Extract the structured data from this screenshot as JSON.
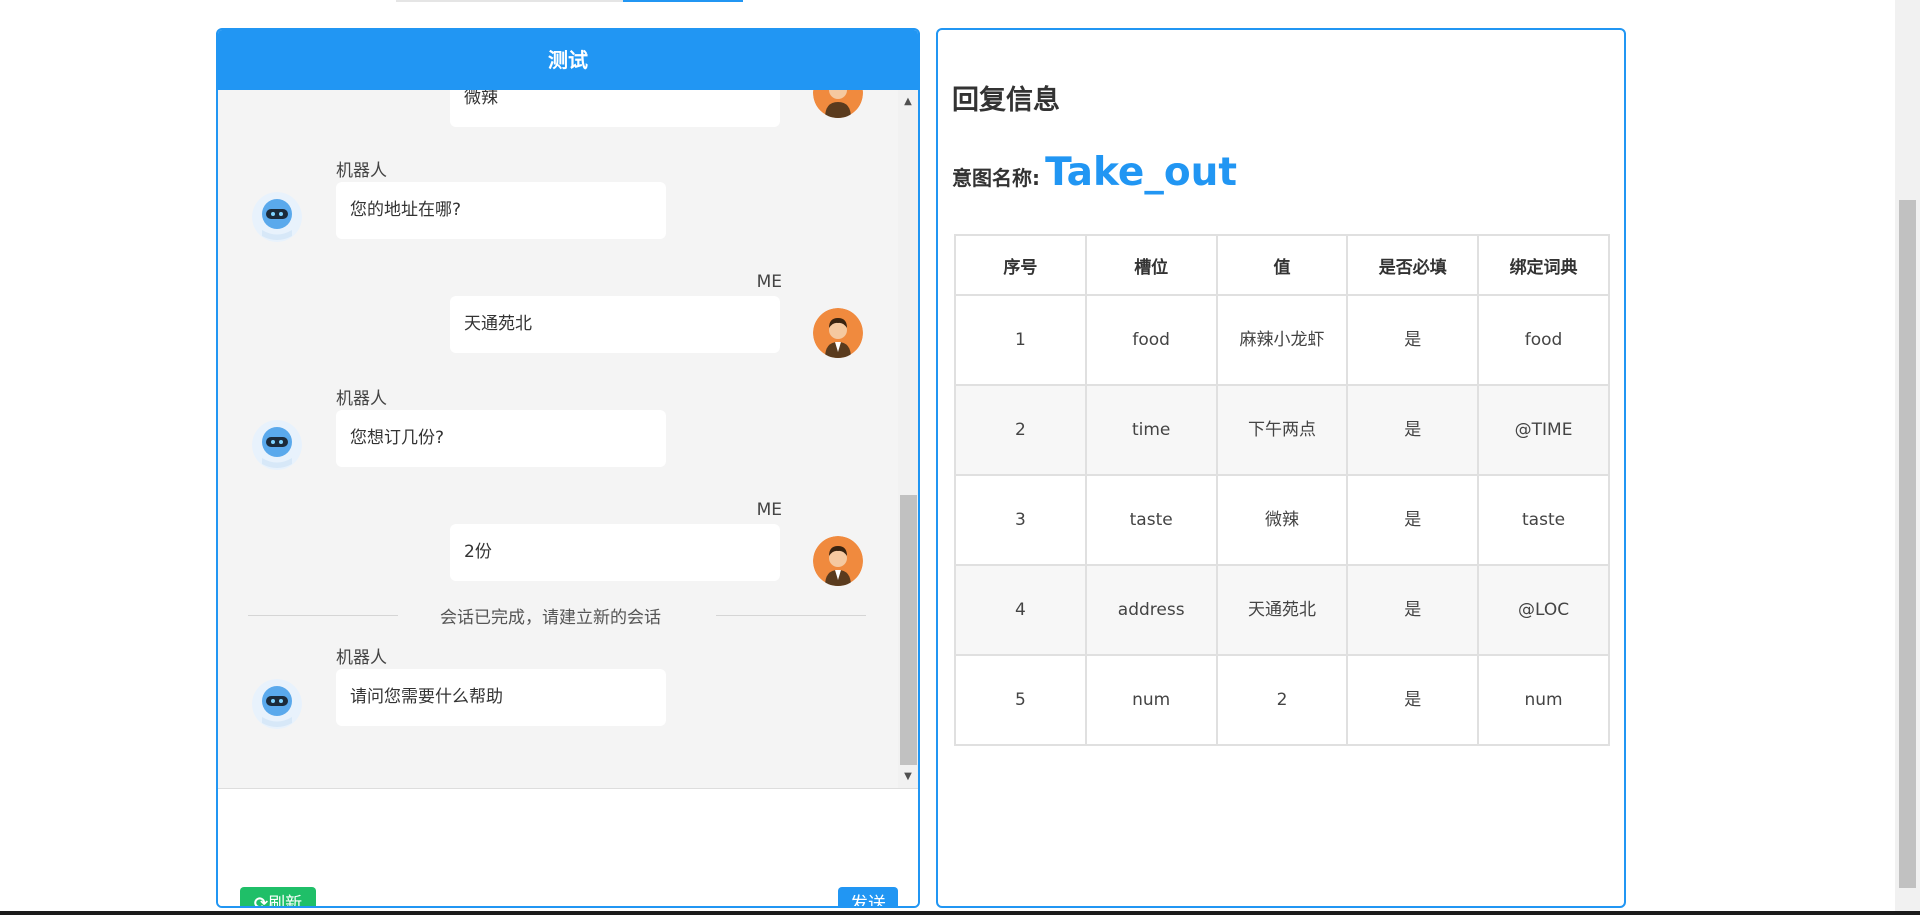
{
  "chat": {
    "title": "测试",
    "messages": [
      {
        "sender": "",
        "text": "微辣",
        "side": "right"
      },
      {
        "sender": "机器人",
        "text": "您的地址在哪?",
        "side": "left"
      },
      {
        "sender": "ME",
        "text": "天通苑北",
        "side": "right"
      },
      {
        "sender": "机器人",
        "text": "您想订几份?",
        "side": "left"
      },
      {
        "sender": "ME",
        "text": "2份",
        "side": "right"
      },
      {
        "sender": "机器人",
        "text": "请问您需要什么帮助",
        "side": "left"
      }
    ],
    "divider_text": "会话已完成，请建立新的会话",
    "refresh_label": "刷新",
    "send_label": "发送"
  },
  "reply": {
    "title": "回复信息",
    "intent_label": "意图名称:",
    "intent_name": "Take_out",
    "columns": [
      "序号",
      "槽位",
      "值",
      "是否必填",
      "绑定词典"
    ],
    "rows": [
      [
        "1",
        "food",
        "麻辣小龙虾",
        "是",
        "food"
      ],
      [
        "2",
        "time",
        "下午两点",
        "是",
        "@TIME"
      ],
      [
        "3",
        "taste",
        "微辣",
        "是",
        "taste"
      ],
      [
        "4",
        "address",
        "天通苑北",
        "是",
        "@LOC"
      ],
      [
        "5",
        "num",
        "2",
        "是",
        "num"
      ]
    ]
  },
  "colors": {
    "accent": "#2196f3",
    "refresh": "#1fbf68",
    "chat_bg": "#f4f4f4"
  },
  "icons": {
    "robot": "robot-avatar-icon",
    "user": "user-avatar-icon",
    "refresh": "refresh-icon",
    "scroll_up": "scroll-up-arrow-icon",
    "scroll_down": "scroll-down-arrow-icon"
  }
}
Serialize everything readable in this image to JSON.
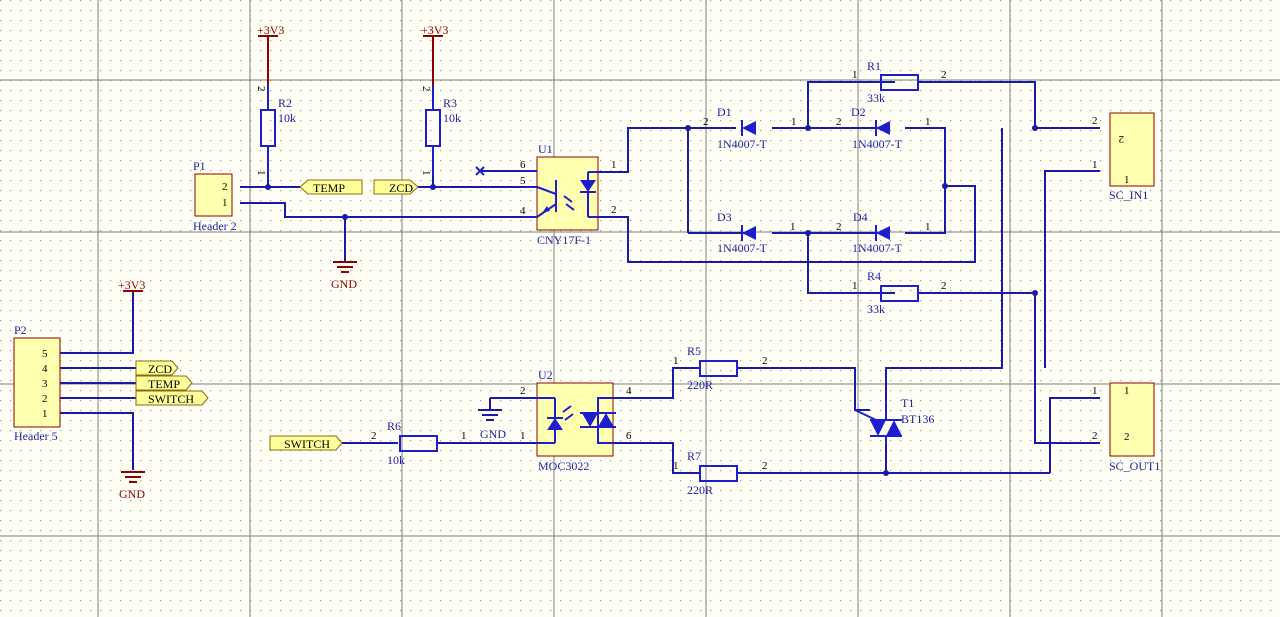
{
  "power": {
    "vcc": "+3V3",
    "gnd": "GND"
  },
  "ports": {
    "temp": "TEMP",
    "zcd": "ZCD",
    "switch": "SWITCH"
  },
  "p1": {
    "ref": "P1",
    "name": "Header 2",
    "pin2": "2",
    "pin1": "1"
  },
  "p2": {
    "ref": "P2",
    "name": "Header 5",
    "pins": [
      "5",
      "4",
      "3",
      "2",
      "1"
    ]
  },
  "r1": {
    "ref": "R1",
    "value": "33k",
    "pa": "1",
    "pb": "2"
  },
  "r2": {
    "ref": "R2",
    "value": "10k",
    "pa": "1",
    "pb": "2"
  },
  "r3": {
    "ref": "R3",
    "value": "10k",
    "pa": "1",
    "pb": "2"
  },
  "r4": {
    "ref": "R4",
    "value": "33k",
    "pa": "1",
    "pb": "2"
  },
  "r5": {
    "ref": "R5",
    "value": "220R",
    "pa": "1",
    "pb": "2"
  },
  "r6": {
    "ref": "R6",
    "value": "10k",
    "pa": "2",
    "pb": "1"
  },
  "r7": {
    "ref": "R7",
    "value": "220R",
    "pa": "1",
    "pb": "2"
  },
  "d1": {
    "ref": "D1",
    "value": "1N4007-T",
    "pa": "2",
    "pb": "1"
  },
  "d2": {
    "ref": "D2",
    "value": "1N4007-T",
    "pa": "2",
    "pb": "1"
  },
  "d3": {
    "ref": "D3",
    "value": "1N4007-T",
    "pa": "2",
    "pb": "1"
  },
  "d4": {
    "ref": "D4",
    "value": "1N4007-T",
    "pa": "2",
    "pb": "1"
  },
  "u1": {
    "ref": "U1",
    "value": "CNY17F-1",
    "pins": [
      "6",
      "5",
      "4",
      "1",
      "2"
    ]
  },
  "u2": {
    "ref": "U2",
    "value": "MOC3022",
    "pins": [
      "2",
      "1",
      "4",
      "6"
    ]
  },
  "t1": {
    "ref": "T1",
    "value": "BT136"
  },
  "sc_in": {
    "ref": "SC_IN1",
    "pin2": "2",
    "pin1": "1",
    "inner2": "2",
    "inner1": "1"
  },
  "sc_out": {
    "ref": "SC_OUT1",
    "pin1": "1",
    "pin2": "2",
    "inner1": "1",
    "inner2": "2"
  },
  "colors": {
    "wire": "#1a1aa8",
    "power": "#8b0000",
    "port_fill": "#ffff99",
    "background": "#fffff5"
  }
}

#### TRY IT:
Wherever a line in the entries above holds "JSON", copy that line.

#### RESPONSE TO THE TASK:
Extract the structured data from this screenshot as JSON.
Serialize everything readable in this image to JSON.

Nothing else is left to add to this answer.